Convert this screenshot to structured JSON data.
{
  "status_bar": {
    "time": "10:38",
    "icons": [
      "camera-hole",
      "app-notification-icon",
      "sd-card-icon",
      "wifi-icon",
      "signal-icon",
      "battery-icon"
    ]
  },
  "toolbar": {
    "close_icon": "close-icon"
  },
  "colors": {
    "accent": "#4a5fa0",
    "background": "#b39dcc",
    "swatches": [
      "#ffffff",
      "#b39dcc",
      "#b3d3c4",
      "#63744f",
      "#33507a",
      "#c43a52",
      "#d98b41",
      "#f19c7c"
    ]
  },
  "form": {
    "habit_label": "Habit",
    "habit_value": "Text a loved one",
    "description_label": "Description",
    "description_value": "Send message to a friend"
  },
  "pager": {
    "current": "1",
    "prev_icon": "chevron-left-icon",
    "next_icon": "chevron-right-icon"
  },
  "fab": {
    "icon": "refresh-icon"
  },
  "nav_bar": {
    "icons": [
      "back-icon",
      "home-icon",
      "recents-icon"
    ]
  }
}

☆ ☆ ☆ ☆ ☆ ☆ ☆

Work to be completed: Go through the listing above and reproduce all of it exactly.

Output of the task:
Convert this screenshot to structured JSON data.
{
  "status_bar": {
    "time": "10:38",
    "icons": [
      "camera-hole",
      "app-notification-icon",
      "sd-card-icon",
      "wifi-icon",
      "signal-icon",
      "battery-icon"
    ]
  },
  "toolbar": {
    "close_icon": "close-icon"
  },
  "colors": {
    "accent": "#4a5fa0",
    "background": "#b39dcc",
    "swatches": [
      "#ffffff",
      "#b39dcc",
      "#b3d3c4",
      "#63744f",
      "#33507a",
      "#c43a52",
      "#d98b41",
      "#f19c7c"
    ]
  },
  "form": {
    "habit_label": "Habit",
    "habit_value": "Text a loved one",
    "description_label": "Description",
    "description_value": "Send message to a friend"
  },
  "pager": {
    "current": "1",
    "prev_icon": "chevron-left-icon",
    "next_icon": "chevron-right-icon"
  },
  "fab": {
    "icon": "refresh-icon"
  },
  "nav_bar": {
    "icons": [
      "back-icon",
      "home-icon",
      "recents-icon"
    ]
  }
}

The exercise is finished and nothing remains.